Interface dataset entries:
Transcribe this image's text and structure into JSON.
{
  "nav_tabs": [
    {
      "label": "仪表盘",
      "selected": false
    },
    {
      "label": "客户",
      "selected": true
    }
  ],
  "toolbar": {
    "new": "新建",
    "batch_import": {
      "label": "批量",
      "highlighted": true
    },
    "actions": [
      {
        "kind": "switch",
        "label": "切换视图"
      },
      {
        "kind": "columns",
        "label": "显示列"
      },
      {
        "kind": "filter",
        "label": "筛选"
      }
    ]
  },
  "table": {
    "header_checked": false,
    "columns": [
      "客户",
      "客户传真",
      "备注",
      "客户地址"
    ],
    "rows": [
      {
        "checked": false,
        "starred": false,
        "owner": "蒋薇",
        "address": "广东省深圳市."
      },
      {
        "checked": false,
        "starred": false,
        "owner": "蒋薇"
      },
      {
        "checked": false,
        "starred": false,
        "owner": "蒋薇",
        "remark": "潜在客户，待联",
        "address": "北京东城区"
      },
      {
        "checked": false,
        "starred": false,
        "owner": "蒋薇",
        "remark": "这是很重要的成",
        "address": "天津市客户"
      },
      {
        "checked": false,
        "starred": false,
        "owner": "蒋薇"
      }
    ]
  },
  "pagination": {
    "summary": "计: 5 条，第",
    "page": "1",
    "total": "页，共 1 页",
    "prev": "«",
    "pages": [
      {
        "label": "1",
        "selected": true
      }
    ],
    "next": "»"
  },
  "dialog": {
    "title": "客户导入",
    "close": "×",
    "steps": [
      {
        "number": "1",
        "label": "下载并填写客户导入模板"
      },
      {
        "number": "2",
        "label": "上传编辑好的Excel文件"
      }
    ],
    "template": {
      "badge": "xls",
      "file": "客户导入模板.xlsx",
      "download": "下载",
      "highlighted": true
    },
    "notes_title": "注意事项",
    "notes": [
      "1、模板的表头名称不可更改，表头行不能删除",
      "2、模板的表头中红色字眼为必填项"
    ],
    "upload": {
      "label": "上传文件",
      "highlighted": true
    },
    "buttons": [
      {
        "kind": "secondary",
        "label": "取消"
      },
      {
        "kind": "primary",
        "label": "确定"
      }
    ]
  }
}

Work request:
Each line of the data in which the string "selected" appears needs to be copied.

Worked solution:
      "selected": false
      "selected": true
        "selected": true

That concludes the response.